Even if I'm shooting locally,I still have to decide what I want to shoot-my 35mm gear is heavy enough,add to that a Mamiya C33 body...ouch!!!!!
A common mistake people made when designing something completely foolproof was to underestimate the ingenuity of complete fools.
Computers are incredibly stupid,but they are capable of being incredibly stupid many millions of times a second.
Both said by Doug Adams
Only put off until tomorrow that which you are prepared to die having not done-Pablo Picasso
It just takes some creativity. "Of course, I've had this LF camera for years, dear. Doesn't it look like an antique?"
Originally Posted by Soeren
Seriously, the approach I use is to try to decide ahead of time what I'm going to be shooting, and what the appropriate format will be. Car-based trips can be a little more flexible and gear-intensive - as long as you're comfortable leaving some gear in the car. (A large, well-trained watch python comes in handy for that.)

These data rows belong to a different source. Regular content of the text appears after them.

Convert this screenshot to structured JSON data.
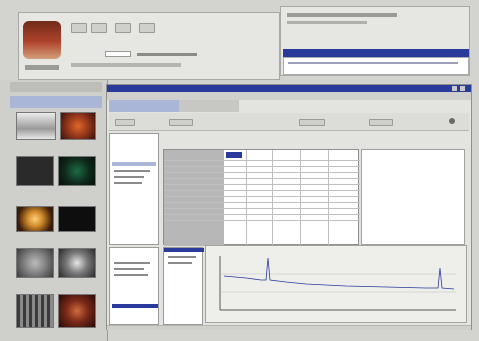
{
  "colors": {
    "desktop_gray": "#d3d3cf",
    "panel_gray": "#e6e6e2",
    "title_blue": "#2a3a9b",
    "light_blue": "#a9b6d8",
    "accent_red": "#b0442c"
  },
  "icons": {
    "app_logo": "image-viewer-logo-icon",
    "close": "close-icon",
    "minimize": "minimize-icon",
    "maximize": "maximize-icon"
  },
  "thumbnails": [
    {
      "name": "thumb-1",
      "color": "#d6d6d6"
    },
    {
      "name": "thumb-2",
      "color": "#9b3a1d"
    },
    {
      "name": "thumb-3",
      "color": "#2a2a2a"
    },
    {
      "name": "thumb-4",
      "color": "#0e2a1c"
    },
    {
      "name": "thumb-5",
      "color": "#cf8a2a"
    },
    {
      "name": "thumb-6",
      "color": "#0e0e0e"
    },
    {
      "name": "thumb-7",
      "color": "#8a8a8a"
    },
    {
      "name": "thumb-8",
      "color": "#444444"
    },
    {
      "name": "thumb-9",
      "color": "#6a6a6a"
    },
    {
      "name": "thumb-10",
      "color": "#7a2a1a"
    }
  ],
  "table": {
    "columns": [
      "",
      "",
      "",
      "",
      "",
      ""
    ],
    "rows": 14
  }
}
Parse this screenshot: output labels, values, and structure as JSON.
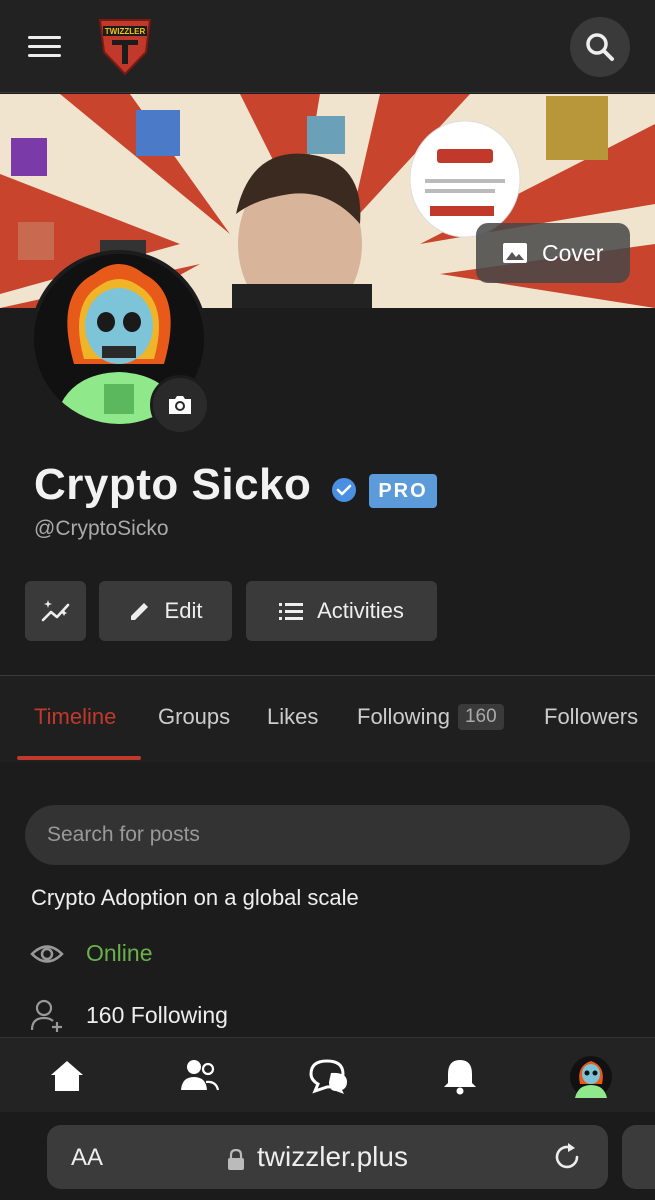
{
  "header": {
    "menu_icon": "hamburger-menu-icon",
    "logo_text": "TWIZZLER",
    "search_icon": "search-icon"
  },
  "cover": {
    "button_label": "Cover",
    "button_icon": "image-icon"
  },
  "profile": {
    "name": "Crypto Sicko",
    "handle": "@CryptoSicko",
    "pro_badge": "PRO",
    "verified_icon": "verified-check-icon",
    "camera_icon": "camera-icon"
  },
  "actions": {
    "stats_icon": "sparkle-chart-icon",
    "edit_label": "Edit",
    "activities_label": "Activities"
  },
  "tabs": [
    {
      "label": "Timeline",
      "active": true
    },
    {
      "label": "Groups"
    },
    {
      "label": "Likes"
    },
    {
      "label": "Following",
      "count": "160"
    },
    {
      "label": "Followers"
    }
  ],
  "search": {
    "placeholder": "Search for posts"
  },
  "about": {
    "bio": "Crypto Adoption on a global scale",
    "status": "Online",
    "following": "160 Following"
  },
  "bottom_nav": [
    "home-icon",
    "people-icon",
    "chat-icon",
    "bell-icon",
    "profile-avatar"
  ],
  "browser": {
    "text_size": "AA",
    "url": "twizzler.plus"
  },
  "colors": {
    "accent": "#c0392b",
    "online": "#6ab04c",
    "pro": "#5b9bd9",
    "verified": "#4a90e2"
  }
}
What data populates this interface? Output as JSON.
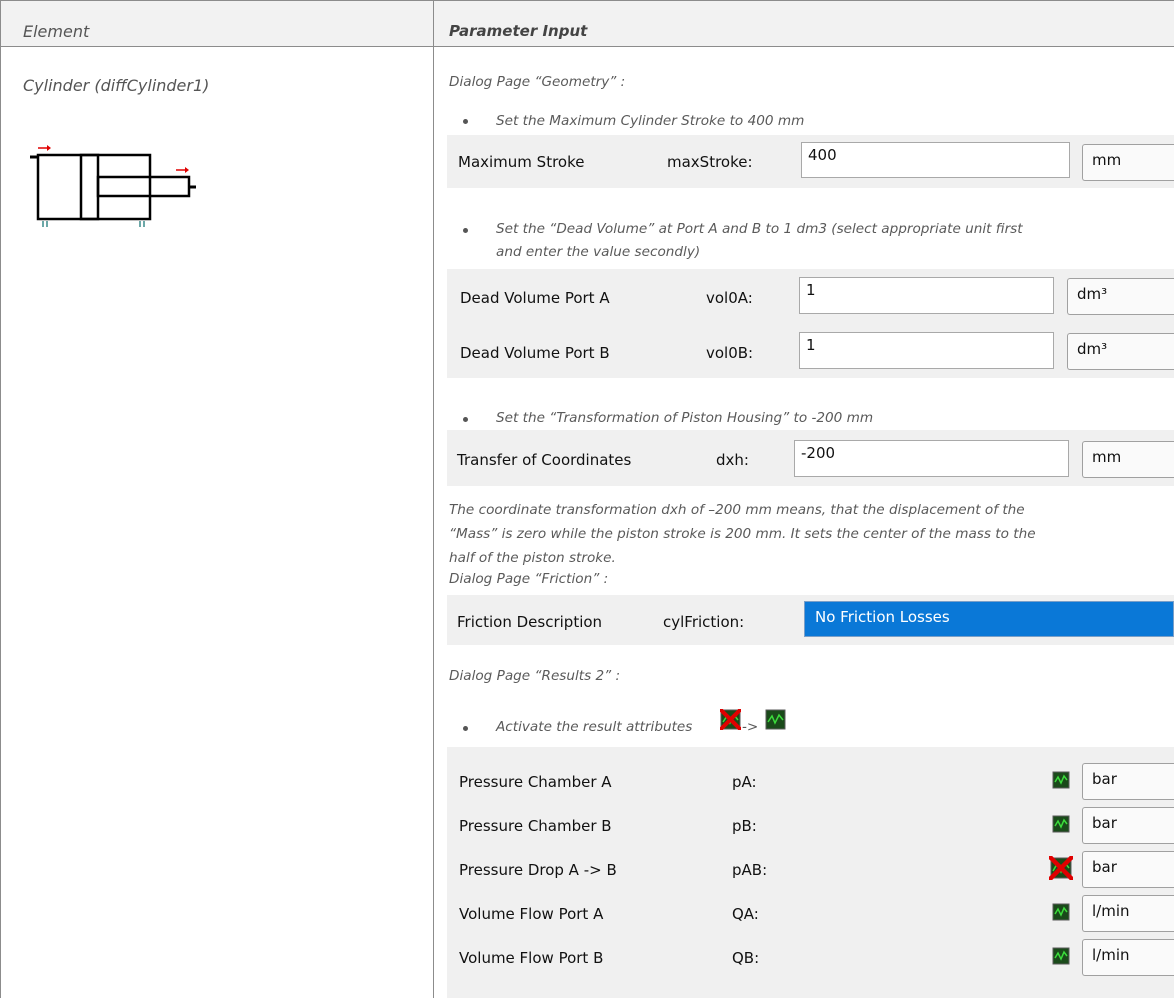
{
  "table": {
    "header": {
      "element": "Element",
      "parameter_input": "Parameter Input"
    },
    "element_name": "Cylinder (diffCylinder1)"
  },
  "dialog_geometry": {
    "page_title": "Dialog Page “Geometry” :",
    "bullet1": "Set the Maximum Cylinder Stroke to 400 mm",
    "max_stroke": {
      "label": "Maximum Stroke",
      "name": "maxStroke:",
      "value": "400",
      "unit": "mm"
    },
    "bullet2_line1": "Set the “Dead Volume” at Port A and B to 1 dm3 (select   appropriate unit first",
    "bullet2_line2": "and enter the value secondly)",
    "dead_volume_a": {
      "label": "Dead Volume Port A",
      "name": "vol0A:",
      "value": "1",
      "unit": "dm³"
    },
    "dead_volume_b": {
      "label": "Dead Volume Port B",
      "name": "vol0B:",
      "value": "1",
      "unit": "dm³"
    },
    "bullet3": "Set the “Transformation of Piston Housing” to -200 mm",
    "transfer": {
      "label": "Transfer of Coordinates",
      "name": "dxh:",
      "value": "-200",
      "unit": "mm"
    },
    "note_line1": "The coordinate transformation dxh of –200 mm means, that the displacement of the",
    "note_line2": "“Mass” is zero while the piston stroke is 200 mm. It sets the center of the mass to the",
    "note_line3": "half of the piston stroke."
  },
  "dialog_friction": {
    "page_title": "Dialog Page “Friction” :",
    "friction": {
      "label": "Friction Description",
      "name": "cylFriction:",
      "value": "No Friction Losses"
    }
  },
  "dialog_results": {
    "page_title": "Dialog Page “Results 2” :",
    "bullet_text": "Activate the result attributes",
    "bullet_arrow": "->",
    "rows": [
      {
        "label": "Pressure Chamber A",
        "name": "pA:",
        "icon": "active-plot-icon",
        "unit": "bar"
      },
      {
        "label": "Pressure Chamber B",
        "name": "pB:",
        "icon": "active-plot-icon",
        "unit": "bar"
      },
      {
        "label": "Pressure Drop A -> B",
        "name": "pAB:",
        "icon": "inactive-plot-icon",
        "unit": "bar"
      },
      {
        "label": "Volume Flow Port A",
        "name": "QA:",
        "icon": "active-plot-icon",
        "unit": "l/min"
      },
      {
        "label": "Volume Flow Port B",
        "name": "QB:",
        "icon": "active-plot-icon",
        "unit": "l/min"
      }
    ]
  },
  "colors": {
    "header_bg": "#f2f2f2",
    "panel_bg": "#f0f0f0",
    "selection_blue": "#0a78d7",
    "port_arrow": "#e00000"
  }
}
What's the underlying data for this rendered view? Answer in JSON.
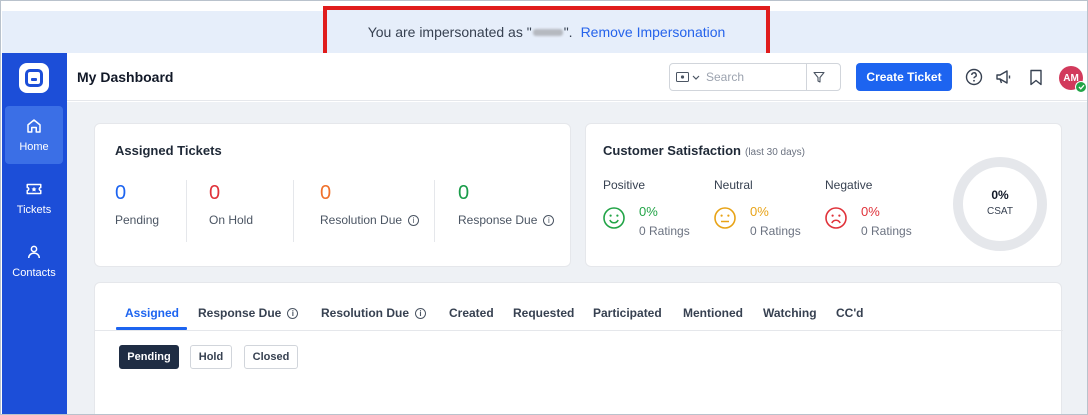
{
  "banner": {
    "prefix": "You are impersonated as \"",
    "suffix": "\".",
    "remove_label": "Remove Impersonation"
  },
  "sidebar": {
    "logo_icon": "app-logo-icon",
    "items": [
      {
        "label": "Home",
        "icon": "home-icon",
        "active": true
      },
      {
        "label": "Tickets",
        "icon": "ticket-icon",
        "active": false
      },
      {
        "label": "Contacts",
        "icon": "person-icon",
        "active": false
      }
    ]
  },
  "header": {
    "title": "My Dashboard",
    "search_placeholder": "Search",
    "create_label": "Create Ticket",
    "avatar_initials": "AM"
  },
  "assigned": {
    "title": "Assigned Tickets",
    "stats": [
      {
        "value": "0",
        "label": "Pending",
        "color": "#1d64f0",
        "info": false
      },
      {
        "value": "0",
        "label": "On Hold",
        "color": "#e0323a",
        "info": false
      },
      {
        "value": "0",
        "label": "Resolution Due",
        "color": "#f0712b",
        "info": true
      },
      {
        "value": "0",
        "label": "Response Due",
        "color": "#1a9c4a",
        "info": true
      }
    ]
  },
  "csat": {
    "title": "Customer Satisfaction",
    "subtitle": "(last 30 days)",
    "columns": [
      {
        "label": "Positive",
        "pct": "0%",
        "ratings": "0 Ratings",
        "color": "#22a447",
        "face": "smile-icon"
      },
      {
        "label": "Neutral",
        "pct": "0%",
        "ratings": "0 Ratings",
        "color": "#e8a317",
        "face": "neutral-face-icon"
      },
      {
        "label": "Negative",
        "pct": "0%",
        "ratings": "0 Ratings",
        "color": "#e0323a",
        "face": "frown-icon"
      }
    ],
    "gauge_value": "0%",
    "gauge_label": "CSAT"
  },
  "tabs": [
    {
      "label": "Assigned",
      "active": true,
      "info": false
    },
    {
      "label": "Response Due",
      "active": false,
      "info": true
    },
    {
      "label": "Resolution Due",
      "active": false,
      "info": true
    },
    {
      "label": "Created",
      "active": false,
      "info": false
    },
    {
      "label": "Requested",
      "active": false,
      "info": false
    },
    {
      "label": "Participated",
      "active": false,
      "info": false
    },
    {
      "label": "Mentioned",
      "active": false,
      "info": false
    },
    {
      "label": "Watching",
      "active": false,
      "info": false
    },
    {
      "label": "CC'd",
      "active": false,
      "info": false
    }
  ],
  "filters": [
    {
      "label": "Pending",
      "active": true
    },
    {
      "label": "Hold",
      "active": false
    },
    {
      "label": "Closed",
      "active": false
    }
  ]
}
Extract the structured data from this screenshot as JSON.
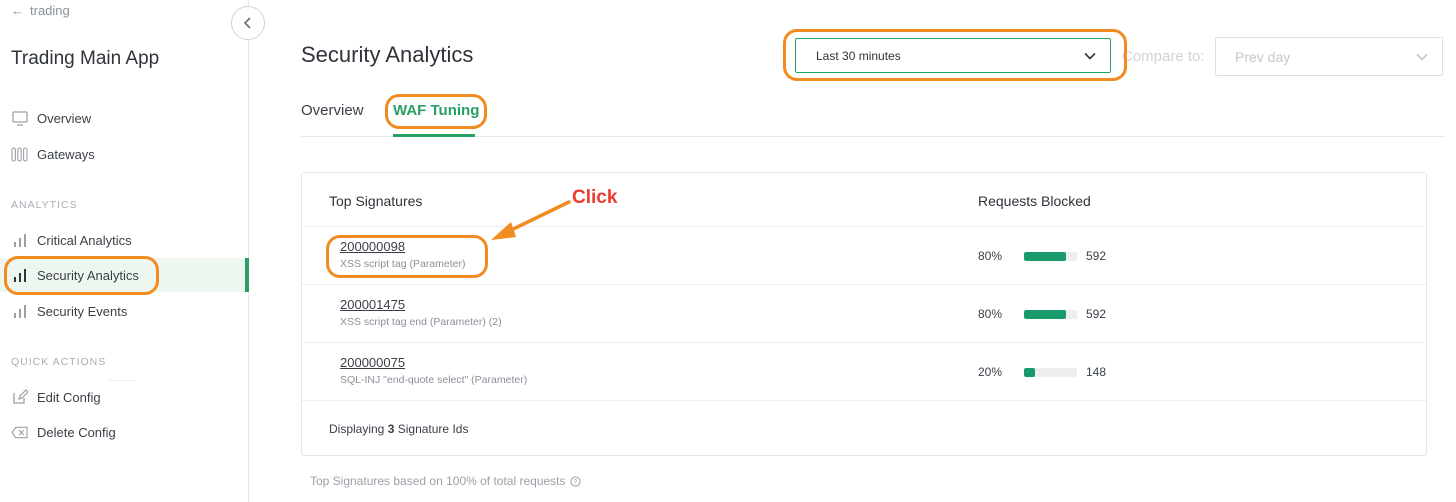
{
  "sidebar": {
    "back_label": "trading",
    "app_title": "Trading Main App",
    "items": [
      {
        "label": "Overview",
        "icon": "monitor-icon"
      },
      {
        "label": "Gateways",
        "icon": "gateways-icon"
      }
    ],
    "analytics_label": "ANALYTICS",
    "analytics_items": [
      {
        "label": "Critical Analytics",
        "icon": "bar-chart-icon"
      },
      {
        "label": "Security Analytics",
        "icon": "bar-chart-icon",
        "active": true
      },
      {
        "label": "Security Events",
        "icon": "bar-chart-icon"
      }
    ],
    "quick_actions_label": "QUICK ACTIONS",
    "quick_actions": [
      {
        "label": "Edit Config",
        "icon": "edit-icon"
      },
      {
        "label": "Delete Config",
        "icon": "delete-icon"
      }
    ]
  },
  "header": {
    "title": "Security Analytics",
    "time_range": "Last 30 minutes",
    "compare_label": "Compare to:",
    "compare_value": "Prev day"
  },
  "tabs": [
    {
      "label": "Overview",
      "active": false
    },
    {
      "label": "WAF Tuning",
      "active": true
    }
  ],
  "table": {
    "col_signatures": "Top Signatures",
    "col_requests": "Requests Blocked",
    "rows": [
      {
        "id": "200000098",
        "desc": "XSS script tag (Parameter)",
        "pct": "80%",
        "fraction": 0.8,
        "count": "592"
      },
      {
        "id": "200001475",
        "desc": "XSS script tag end (Parameter) (2)",
        "pct": "80%",
        "fraction": 0.8,
        "count": "592"
      },
      {
        "id": "200000075",
        "desc": "SQL-INJ \"end-quote select\" (Parameter)",
        "pct": "20%",
        "fraction": 0.2,
        "count": "148"
      }
    ],
    "displaying_prefix": "Displaying",
    "displaying_count": "3",
    "displaying_suffix": "Signature Ids"
  },
  "footnote": "Top Signatures based on 100% of total requests",
  "annotation": {
    "click_label": "Click"
  },
  "colors": {
    "accent": "#27a065",
    "bar": "#1a9b6c",
    "highlight": "#f28b20",
    "click_text": "#ef3b2d"
  }
}
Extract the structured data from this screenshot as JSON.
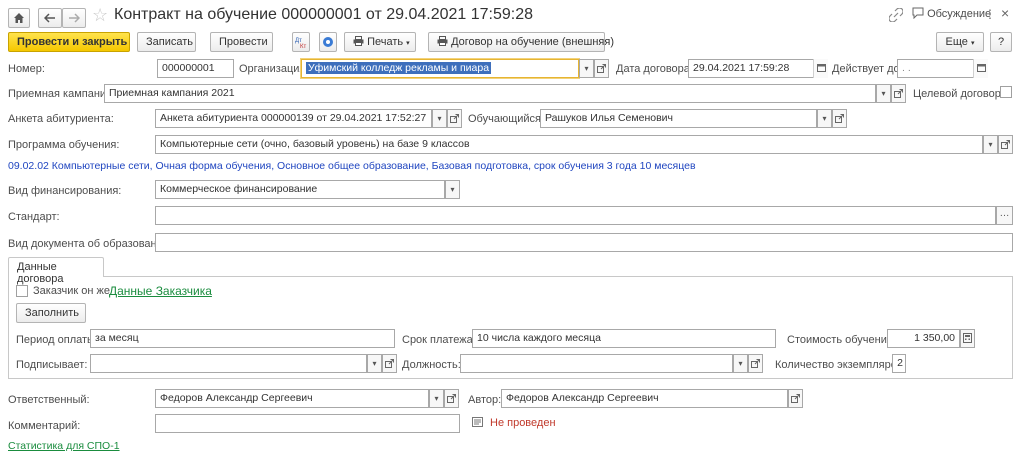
{
  "window": {
    "title": "Контракт на обучение 000000001 от 29.04.2021 17:59:28",
    "discussion": "Обсуждение",
    "more_menu": "⋮",
    "close": "×"
  },
  "toolbar": {
    "post_close": "Провести и закрыть",
    "save": "Записать",
    "post": "Провести",
    "print": "Печать",
    "contract_external": "Договор на обучение (внешняя)",
    "more": "Еще",
    "help": "?"
  },
  "form": {
    "number_label": "Номер:",
    "number": "000000001",
    "org_label": "Организация:",
    "org": "Уфимский колледж рекламы и пиара",
    "date_label": "Дата договора:",
    "date": "29.04.2021 17:59:28",
    "valid_label": "Действует до:",
    "valid": " .  .",
    "campaign_label": "Приемная кампания:",
    "campaign": "Приемная кампания 2021",
    "target_label": "Целевой договор:",
    "app_label": "Анкета абитуриента:",
    "app": "Анкета абитуриента 000000139 от 29.04.2021 17:52:27",
    "student_label": "Обучающийся:",
    "student": "Рашуков Илья Семенович",
    "program_label": "Программа обучения:",
    "program": "Компьютерные сети (очно, базовый уровень) на базе 9 классов",
    "program_info": "09.02.02   Компьютерные сети, Очная форма обучения, Основное общее образование, Базовая подготовка, срок обучения 3 года 10 месяцев",
    "finance_label": "Вид финансирования:",
    "finance": "Коммерческое финансирование",
    "standard_label": "Стандарт:",
    "standard": "",
    "doctype_label": "Вид документа об образовании:",
    "doctype": ""
  },
  "tab": {
    "label": "Данные договора",
    "customer_self": "Заказчик он же",
    "customer_data": "Данные Заказчика",
    "fill": "Заполнить",
    "period_label": "Период оплаты:",
    "period": "за месяц",
    "due_label": "Срок платежа:",
    "due": "10 числа каждого месяца",
    "cost_label": "Стоимость обучения:",
    "cost": "1 350,00",
    "signer_label": "Подписывает:",
    "signer": "",
    "position_label": "Должность:",
    "position": "",
    "copies_label": "Количество экземпляров:",
    "copies": "2"
  },
  "footer": {
    "responsible_label": "Ответственный:",
    "responsible": "Федоров Александр Сергеевич",
    "author_label": "Автор:",
    "author": "Федоров Александр Сергеевич",
    "comment_label": "Комментарий:",
    "comment": "",
    "status": "Не проведен",
    "stats_link": "Статистика для СПО-1"
  },
  "colors": {
    "primary_button": "#f5c800",
    "link_green": "#1a8c3e",
    "info_blue": "#2046c0",
    "status_red": "#c0392b"
  }
}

The cart rig I posted earlier is OK for level-ground hikes away from the car, but doesn't work well on inclines or rough trails. It does, however, allow me to take both the 8x10 and the 4x5, along with an array of lenses and accessories. The backpack on the cart is a LowePro Classic Trekker, which is pretty much filled by the 8x10 and one lens. A small auxiliary shoulder bag holds a 35mm rangefinder and 3 or 4 lenses. I use the 35mm to capture supportive shots for the treks that otherwise are LF-oriented - stuff that I might not want to "waste" LF film on.
[COLOR=SlateGray]"You can't depend on your eyes if your imagination is out of focus." -Mark Twain[/COLOR]
Rio Rancho, NM